45. Shah G R, Caufield P W. Enhanced transformation of Streptococcus mutans by modifications in culture conditions. Anal Biochem. 1993;214:343–346. [PubMed]
46. Stenberg L, O'Toole P, Lindahl G. Many group A streptococcal strains express two different immunoglobulin-binding proteins, encoded by closely linked genes: characterization of the proteins expressed by four strains of different M-type.
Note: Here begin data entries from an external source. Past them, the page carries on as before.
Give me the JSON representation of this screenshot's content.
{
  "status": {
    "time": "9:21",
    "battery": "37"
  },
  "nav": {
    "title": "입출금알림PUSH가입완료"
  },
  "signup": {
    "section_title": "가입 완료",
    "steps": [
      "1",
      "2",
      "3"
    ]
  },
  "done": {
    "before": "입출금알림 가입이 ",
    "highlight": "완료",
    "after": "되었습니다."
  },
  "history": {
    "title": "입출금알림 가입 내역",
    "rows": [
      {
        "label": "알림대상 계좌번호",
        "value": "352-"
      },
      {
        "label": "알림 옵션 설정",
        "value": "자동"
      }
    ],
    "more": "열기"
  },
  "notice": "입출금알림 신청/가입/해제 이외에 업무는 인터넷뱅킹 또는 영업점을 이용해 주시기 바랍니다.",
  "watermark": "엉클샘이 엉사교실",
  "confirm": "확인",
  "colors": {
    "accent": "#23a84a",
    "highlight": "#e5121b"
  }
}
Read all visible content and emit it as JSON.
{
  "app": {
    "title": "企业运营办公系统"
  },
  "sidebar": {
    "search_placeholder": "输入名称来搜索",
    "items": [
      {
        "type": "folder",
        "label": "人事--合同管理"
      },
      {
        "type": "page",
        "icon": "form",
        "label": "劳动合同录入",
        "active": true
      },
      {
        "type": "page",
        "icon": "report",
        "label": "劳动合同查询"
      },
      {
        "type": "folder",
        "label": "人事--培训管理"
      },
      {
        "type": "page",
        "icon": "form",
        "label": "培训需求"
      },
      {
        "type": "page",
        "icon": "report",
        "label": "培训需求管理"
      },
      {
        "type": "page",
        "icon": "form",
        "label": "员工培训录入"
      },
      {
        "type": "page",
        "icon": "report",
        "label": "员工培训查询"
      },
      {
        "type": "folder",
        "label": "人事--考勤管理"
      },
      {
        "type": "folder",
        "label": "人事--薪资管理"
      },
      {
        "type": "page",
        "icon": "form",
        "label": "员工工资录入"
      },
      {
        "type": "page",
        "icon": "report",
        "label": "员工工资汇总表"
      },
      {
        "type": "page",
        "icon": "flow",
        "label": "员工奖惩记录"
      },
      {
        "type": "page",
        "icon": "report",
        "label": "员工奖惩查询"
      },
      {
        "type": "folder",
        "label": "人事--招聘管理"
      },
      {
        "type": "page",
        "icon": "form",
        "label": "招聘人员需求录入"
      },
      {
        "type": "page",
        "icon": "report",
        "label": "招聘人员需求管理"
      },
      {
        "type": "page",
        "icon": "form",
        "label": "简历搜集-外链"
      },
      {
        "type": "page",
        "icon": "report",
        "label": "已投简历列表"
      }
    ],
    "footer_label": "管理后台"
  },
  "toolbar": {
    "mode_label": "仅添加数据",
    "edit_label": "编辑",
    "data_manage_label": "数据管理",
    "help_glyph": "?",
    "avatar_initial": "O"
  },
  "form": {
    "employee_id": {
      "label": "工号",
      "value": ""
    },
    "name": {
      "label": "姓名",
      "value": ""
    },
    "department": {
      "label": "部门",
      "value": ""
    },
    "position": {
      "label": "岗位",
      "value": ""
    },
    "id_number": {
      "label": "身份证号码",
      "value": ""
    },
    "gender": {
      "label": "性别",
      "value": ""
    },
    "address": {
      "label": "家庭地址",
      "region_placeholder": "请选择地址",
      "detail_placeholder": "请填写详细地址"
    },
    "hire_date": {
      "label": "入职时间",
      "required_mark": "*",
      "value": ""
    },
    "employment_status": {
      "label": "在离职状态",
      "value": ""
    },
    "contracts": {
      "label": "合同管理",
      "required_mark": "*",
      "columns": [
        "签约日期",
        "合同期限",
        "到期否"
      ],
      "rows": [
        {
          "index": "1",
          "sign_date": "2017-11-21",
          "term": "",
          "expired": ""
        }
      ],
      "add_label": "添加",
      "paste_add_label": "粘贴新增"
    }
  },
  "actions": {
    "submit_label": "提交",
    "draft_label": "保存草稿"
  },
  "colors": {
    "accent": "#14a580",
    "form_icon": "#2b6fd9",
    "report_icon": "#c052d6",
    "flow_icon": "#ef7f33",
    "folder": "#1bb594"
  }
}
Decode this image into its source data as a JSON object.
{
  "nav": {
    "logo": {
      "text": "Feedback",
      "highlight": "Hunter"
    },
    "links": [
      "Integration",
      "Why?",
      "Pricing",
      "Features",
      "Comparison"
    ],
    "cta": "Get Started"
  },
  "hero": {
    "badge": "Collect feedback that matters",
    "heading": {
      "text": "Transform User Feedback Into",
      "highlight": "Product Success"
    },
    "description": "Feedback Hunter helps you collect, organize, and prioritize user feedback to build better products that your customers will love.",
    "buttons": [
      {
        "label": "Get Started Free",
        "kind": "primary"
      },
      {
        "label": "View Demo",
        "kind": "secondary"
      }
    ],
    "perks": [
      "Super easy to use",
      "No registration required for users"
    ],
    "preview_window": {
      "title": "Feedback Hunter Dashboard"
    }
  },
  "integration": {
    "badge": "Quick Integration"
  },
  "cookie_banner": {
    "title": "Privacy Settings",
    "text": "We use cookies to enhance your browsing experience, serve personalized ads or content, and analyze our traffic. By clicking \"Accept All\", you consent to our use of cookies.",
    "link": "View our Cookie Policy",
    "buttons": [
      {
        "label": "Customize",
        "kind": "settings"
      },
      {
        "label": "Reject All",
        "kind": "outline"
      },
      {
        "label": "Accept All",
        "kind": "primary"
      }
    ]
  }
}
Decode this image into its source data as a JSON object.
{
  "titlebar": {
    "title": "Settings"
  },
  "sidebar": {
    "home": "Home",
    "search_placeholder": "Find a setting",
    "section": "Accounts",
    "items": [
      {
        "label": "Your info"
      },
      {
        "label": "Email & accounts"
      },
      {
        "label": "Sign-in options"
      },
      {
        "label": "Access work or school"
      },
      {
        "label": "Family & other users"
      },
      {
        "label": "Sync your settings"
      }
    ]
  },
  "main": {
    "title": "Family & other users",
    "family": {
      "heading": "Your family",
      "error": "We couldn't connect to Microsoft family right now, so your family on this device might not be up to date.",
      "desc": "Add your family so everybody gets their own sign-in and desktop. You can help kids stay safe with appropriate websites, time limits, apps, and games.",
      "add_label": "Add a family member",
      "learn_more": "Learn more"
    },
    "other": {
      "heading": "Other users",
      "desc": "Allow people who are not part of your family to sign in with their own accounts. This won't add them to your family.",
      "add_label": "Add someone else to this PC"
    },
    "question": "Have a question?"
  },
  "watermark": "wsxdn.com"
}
Mol Microbiol. 1992;6:1185–1194. [PubMed]
47. Tanimoto K, Clewell D B. Regulation of the pAD1-encoded sex pheromone response in Enterococcus faecalis: expression of the positive regulator TraE1. J Bacteriol. 1993;175:1008–1018. [PMC free article] [PubMed]
48. Trotter K M. Ph.D. thesis. Ithaca, N.Y: Cornell University; 1990.
49. Wanner G, Formanek H, Galli D, Wirth R. Localization of aggregation substances of Enterococcus faecalis after induction by sex pheromones: an ultrastructural comparison using immuno labelling, transmission and high resolution scanning electron microscopic techniques. Arch Microbiol. 1989;151:491–497. [PubMed]
50. Weidlich G, Wirth R, Galli D. Sex pheromone plasmid pAD1-encoded surface exclusion protein of Enterococcus faecalis. Mol Gen Genet. 1992;233:161–168. [PubMed]
51. Wirth R. The sex pheromone system of Enterococcus faecalis. More than just a plasmid-collection mechanism? Eur J Biochem. 1994;222:235–246. [PubMed]

Articles from Journal of Bacteriology are provided here courtesy of American Society for Microbiology (ASM)
PubReader format: click here to try


Cited by other articles in PMC

See all...


Recent Activity

Your browsing activity is empty.

Activity recording is turned off.

Turn recording back on

See more...